↓

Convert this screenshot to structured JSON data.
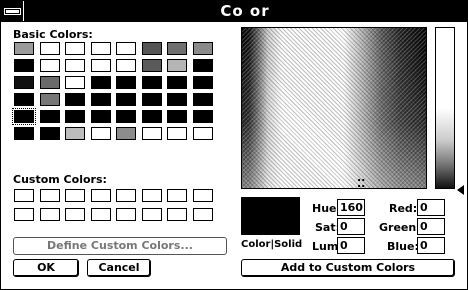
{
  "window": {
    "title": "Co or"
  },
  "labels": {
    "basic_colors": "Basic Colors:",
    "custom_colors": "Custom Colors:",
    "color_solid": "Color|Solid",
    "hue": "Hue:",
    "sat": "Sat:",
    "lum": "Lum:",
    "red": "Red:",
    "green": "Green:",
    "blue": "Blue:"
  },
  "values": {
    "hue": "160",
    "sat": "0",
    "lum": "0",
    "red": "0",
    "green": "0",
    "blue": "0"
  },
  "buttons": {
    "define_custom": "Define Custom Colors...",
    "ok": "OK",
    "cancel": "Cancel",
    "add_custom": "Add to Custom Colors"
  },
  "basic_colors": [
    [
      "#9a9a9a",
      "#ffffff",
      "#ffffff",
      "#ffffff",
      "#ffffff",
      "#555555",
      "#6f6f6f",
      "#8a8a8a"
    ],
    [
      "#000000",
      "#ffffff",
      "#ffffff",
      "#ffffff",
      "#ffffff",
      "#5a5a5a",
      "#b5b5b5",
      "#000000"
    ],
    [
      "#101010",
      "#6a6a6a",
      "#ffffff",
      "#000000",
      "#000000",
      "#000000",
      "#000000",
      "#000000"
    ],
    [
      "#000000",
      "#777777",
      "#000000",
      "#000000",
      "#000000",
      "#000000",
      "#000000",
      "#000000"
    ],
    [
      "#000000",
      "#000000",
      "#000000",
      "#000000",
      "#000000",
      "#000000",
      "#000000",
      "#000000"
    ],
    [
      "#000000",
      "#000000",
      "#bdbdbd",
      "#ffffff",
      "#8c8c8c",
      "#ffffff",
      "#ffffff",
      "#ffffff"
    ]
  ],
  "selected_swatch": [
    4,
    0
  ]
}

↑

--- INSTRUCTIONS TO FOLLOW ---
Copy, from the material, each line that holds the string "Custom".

--- EXERCISE SOLUTION ---
    "custom_colors": "Custom Colors:",
    "define_custom": "Define Custom Colors...",
    "add_custom": "Add to Custom Colors"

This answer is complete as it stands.